**ACTIVITY:**
If a line in the entries below contains "outstanding", copy it.
+++ INFORMATION +++
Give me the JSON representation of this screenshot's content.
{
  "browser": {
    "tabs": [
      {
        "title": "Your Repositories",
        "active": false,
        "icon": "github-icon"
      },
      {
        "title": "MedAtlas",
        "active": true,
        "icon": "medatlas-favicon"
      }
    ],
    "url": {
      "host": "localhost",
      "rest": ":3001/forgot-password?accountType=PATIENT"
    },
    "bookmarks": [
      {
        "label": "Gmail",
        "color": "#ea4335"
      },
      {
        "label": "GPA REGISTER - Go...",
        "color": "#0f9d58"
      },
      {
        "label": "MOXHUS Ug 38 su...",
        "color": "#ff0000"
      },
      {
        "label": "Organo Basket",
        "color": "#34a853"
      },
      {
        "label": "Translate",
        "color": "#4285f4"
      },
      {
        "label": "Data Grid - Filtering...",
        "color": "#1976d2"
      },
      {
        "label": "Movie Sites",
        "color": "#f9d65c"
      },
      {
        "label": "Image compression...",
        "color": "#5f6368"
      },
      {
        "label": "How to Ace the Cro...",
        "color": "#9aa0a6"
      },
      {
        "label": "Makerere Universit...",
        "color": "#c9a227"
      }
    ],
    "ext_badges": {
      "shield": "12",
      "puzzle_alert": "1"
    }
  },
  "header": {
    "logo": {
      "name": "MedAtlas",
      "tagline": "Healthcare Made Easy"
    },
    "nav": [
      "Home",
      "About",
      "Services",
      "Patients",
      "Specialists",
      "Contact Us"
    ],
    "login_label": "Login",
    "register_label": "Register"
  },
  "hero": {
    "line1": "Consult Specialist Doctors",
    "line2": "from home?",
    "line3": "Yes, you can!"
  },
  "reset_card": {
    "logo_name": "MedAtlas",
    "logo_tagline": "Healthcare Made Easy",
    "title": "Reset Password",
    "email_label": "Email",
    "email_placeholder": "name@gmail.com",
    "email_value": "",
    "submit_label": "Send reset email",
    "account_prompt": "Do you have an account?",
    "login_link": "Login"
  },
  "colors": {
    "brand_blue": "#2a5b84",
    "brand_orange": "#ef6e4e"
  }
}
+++
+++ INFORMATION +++
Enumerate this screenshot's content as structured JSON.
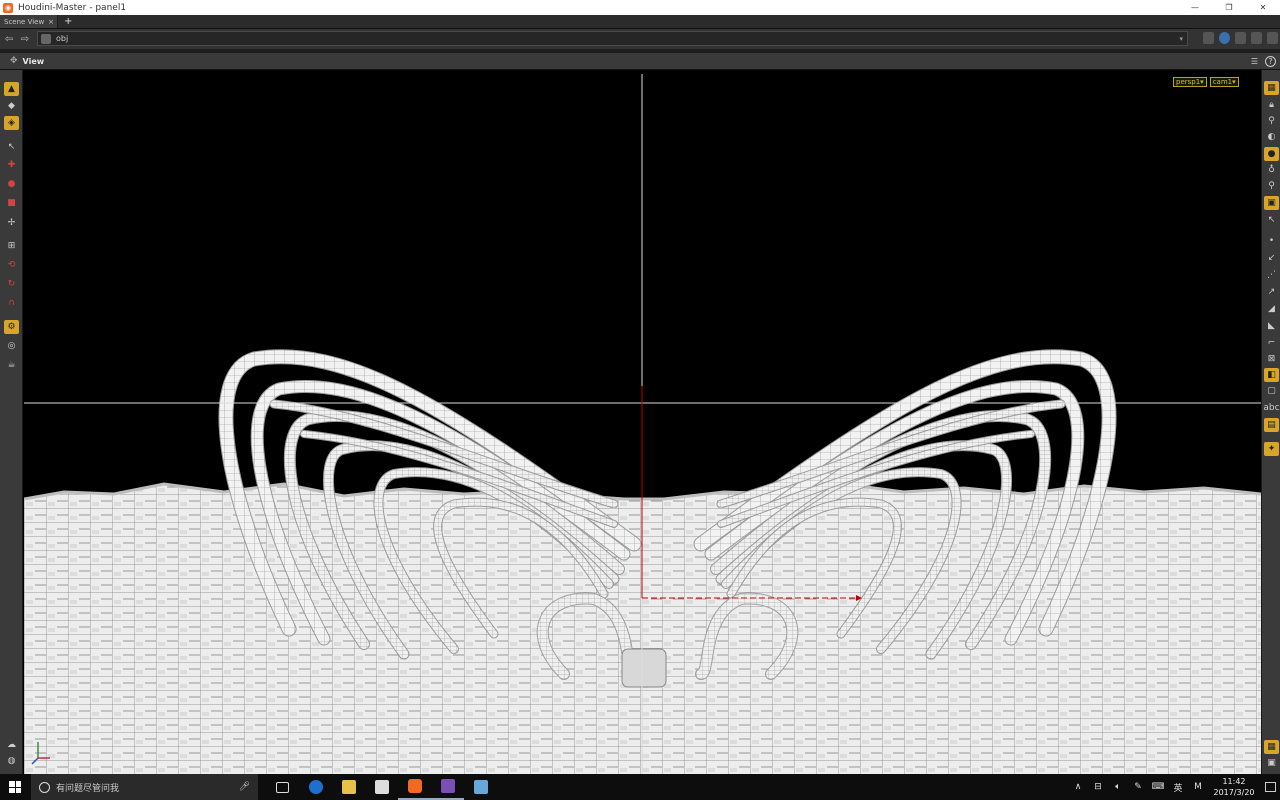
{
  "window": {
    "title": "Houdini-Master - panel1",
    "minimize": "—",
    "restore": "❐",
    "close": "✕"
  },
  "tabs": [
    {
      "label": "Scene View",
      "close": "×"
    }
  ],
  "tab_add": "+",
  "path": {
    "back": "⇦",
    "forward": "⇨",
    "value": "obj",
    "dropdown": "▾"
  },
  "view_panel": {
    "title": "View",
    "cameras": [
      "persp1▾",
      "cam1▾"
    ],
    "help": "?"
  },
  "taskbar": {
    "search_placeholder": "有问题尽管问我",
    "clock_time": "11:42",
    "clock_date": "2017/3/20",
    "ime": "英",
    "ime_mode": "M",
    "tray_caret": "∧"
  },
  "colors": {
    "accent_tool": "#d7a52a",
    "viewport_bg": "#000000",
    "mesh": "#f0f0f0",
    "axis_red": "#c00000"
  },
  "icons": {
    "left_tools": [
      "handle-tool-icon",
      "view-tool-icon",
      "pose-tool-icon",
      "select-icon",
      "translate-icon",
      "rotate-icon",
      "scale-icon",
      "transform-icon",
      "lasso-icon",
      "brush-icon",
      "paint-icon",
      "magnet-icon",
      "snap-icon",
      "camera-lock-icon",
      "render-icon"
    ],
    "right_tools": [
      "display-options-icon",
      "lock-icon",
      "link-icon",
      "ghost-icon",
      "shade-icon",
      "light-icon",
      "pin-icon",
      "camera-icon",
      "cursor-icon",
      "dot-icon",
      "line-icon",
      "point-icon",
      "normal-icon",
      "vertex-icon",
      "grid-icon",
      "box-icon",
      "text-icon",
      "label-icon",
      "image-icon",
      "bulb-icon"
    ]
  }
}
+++
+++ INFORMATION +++
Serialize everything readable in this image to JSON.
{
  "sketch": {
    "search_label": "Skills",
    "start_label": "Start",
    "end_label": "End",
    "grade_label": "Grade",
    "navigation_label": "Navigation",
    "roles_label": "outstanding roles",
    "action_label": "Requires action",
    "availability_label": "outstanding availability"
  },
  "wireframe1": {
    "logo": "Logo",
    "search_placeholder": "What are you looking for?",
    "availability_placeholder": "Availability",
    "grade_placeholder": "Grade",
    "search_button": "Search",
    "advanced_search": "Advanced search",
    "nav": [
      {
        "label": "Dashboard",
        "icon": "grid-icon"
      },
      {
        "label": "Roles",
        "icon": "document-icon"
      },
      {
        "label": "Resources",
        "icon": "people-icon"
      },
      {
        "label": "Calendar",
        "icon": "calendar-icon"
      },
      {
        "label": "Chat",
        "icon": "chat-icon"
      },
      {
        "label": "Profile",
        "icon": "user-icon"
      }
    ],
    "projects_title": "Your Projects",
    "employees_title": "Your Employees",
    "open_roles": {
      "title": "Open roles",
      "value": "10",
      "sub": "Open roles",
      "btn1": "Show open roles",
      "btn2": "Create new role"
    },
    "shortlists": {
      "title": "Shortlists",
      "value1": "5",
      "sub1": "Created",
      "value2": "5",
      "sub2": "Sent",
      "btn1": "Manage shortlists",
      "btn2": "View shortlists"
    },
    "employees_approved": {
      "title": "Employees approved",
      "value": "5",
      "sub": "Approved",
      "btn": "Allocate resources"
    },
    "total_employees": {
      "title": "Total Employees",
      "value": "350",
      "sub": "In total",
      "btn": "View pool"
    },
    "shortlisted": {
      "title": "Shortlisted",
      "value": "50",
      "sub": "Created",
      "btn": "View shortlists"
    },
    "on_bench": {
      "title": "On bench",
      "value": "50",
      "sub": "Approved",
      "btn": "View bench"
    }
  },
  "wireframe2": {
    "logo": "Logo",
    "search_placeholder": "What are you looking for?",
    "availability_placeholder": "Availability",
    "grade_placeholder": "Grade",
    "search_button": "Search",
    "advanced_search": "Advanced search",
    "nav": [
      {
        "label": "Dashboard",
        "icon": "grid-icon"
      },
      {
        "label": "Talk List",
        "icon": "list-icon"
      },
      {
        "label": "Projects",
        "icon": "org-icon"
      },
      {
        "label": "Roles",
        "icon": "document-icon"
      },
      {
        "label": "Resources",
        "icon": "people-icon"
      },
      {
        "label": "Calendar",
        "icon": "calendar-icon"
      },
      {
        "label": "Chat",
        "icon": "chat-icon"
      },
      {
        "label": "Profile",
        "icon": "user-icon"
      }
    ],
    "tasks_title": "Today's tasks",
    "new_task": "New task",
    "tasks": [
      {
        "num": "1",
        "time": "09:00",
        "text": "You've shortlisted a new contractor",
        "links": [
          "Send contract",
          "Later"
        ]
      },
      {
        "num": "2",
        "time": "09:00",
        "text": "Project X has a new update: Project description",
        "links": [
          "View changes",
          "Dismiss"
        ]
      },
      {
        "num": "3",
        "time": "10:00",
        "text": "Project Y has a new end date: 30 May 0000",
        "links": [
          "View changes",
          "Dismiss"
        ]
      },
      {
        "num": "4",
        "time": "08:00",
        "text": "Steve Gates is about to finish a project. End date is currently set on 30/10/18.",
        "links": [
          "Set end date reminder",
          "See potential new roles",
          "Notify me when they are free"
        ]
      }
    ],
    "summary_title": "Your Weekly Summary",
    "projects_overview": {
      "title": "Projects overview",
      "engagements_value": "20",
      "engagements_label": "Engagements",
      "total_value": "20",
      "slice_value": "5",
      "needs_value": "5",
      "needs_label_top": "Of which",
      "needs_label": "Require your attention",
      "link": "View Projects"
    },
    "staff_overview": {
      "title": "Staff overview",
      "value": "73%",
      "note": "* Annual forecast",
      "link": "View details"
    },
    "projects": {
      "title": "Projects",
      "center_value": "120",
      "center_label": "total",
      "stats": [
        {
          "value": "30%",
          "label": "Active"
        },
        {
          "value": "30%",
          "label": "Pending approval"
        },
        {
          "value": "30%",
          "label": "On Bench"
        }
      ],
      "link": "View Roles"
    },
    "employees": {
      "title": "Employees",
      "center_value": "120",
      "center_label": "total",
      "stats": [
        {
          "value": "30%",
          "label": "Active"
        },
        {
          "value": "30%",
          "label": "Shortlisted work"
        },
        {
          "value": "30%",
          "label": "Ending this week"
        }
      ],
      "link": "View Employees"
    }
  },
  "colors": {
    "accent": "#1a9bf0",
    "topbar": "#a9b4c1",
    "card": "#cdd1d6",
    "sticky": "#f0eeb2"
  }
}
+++
**EXPECTED ANSWER:**
    "roles_label": "outstanding roles",
    "availability_label": "outstanding availability"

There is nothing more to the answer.